A programming glitch in the system used by American Airlines to roster flights to pilots allowed the flight crew to leave the Dallas-Fort Worth-based airline with 12,000 flights in July without any pilots actually rostered to fly them.
The bug appears to have happened on Friday when the trip swap with open time system, the roster software, mistakenly permitted pilots to drop blocks of flights known as “sequences” that had previously been assigned to them back into the system.
A large number of pilots allegedly noticed the mistake and returned 2,000 sequences to the trading system.
Approximately 12,000 flights or 37,000 flying hours were a result of the dropped sequences, according to insiders quoted by Twitter user @xJonNYC.
The union that represents AA’s pilots blamed “mismanagement” within the company as American Airlines rushed to fix the problem.
The Allied Pilots Association said it planned to use the fiasco as the pressure in contract talks to obtain incentives for pilots to work during the holidays.
In a statement, a spokesperson for American confirmed the glitch, saying: “Our pilot trip trading system experienced a technical issue. As a result of this technical issue, certain trip trading transactions were able to be processed when it shouldn’t have been permitted.”
“We have restored the vast majority of the affected trips and do not anticipate any operational impact because of this issue,” the statement continued.
As we approach the Fourth of July weekend, all eyes are on the major U.S. airlines due to concerns that even the smallest inconvenience could result in a catastrophic operational breakdown.
American Airlines recently extended a two-year offer to pilots that included a pay increase of up to 16.9%.

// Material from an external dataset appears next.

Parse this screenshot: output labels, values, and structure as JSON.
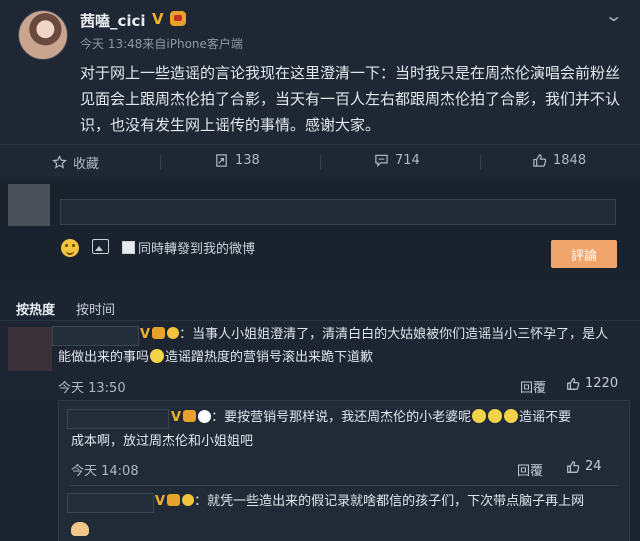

Pilots at the airline have not yet approved the agreement, and negotiations with the Allied Pilots Association are still ongoing.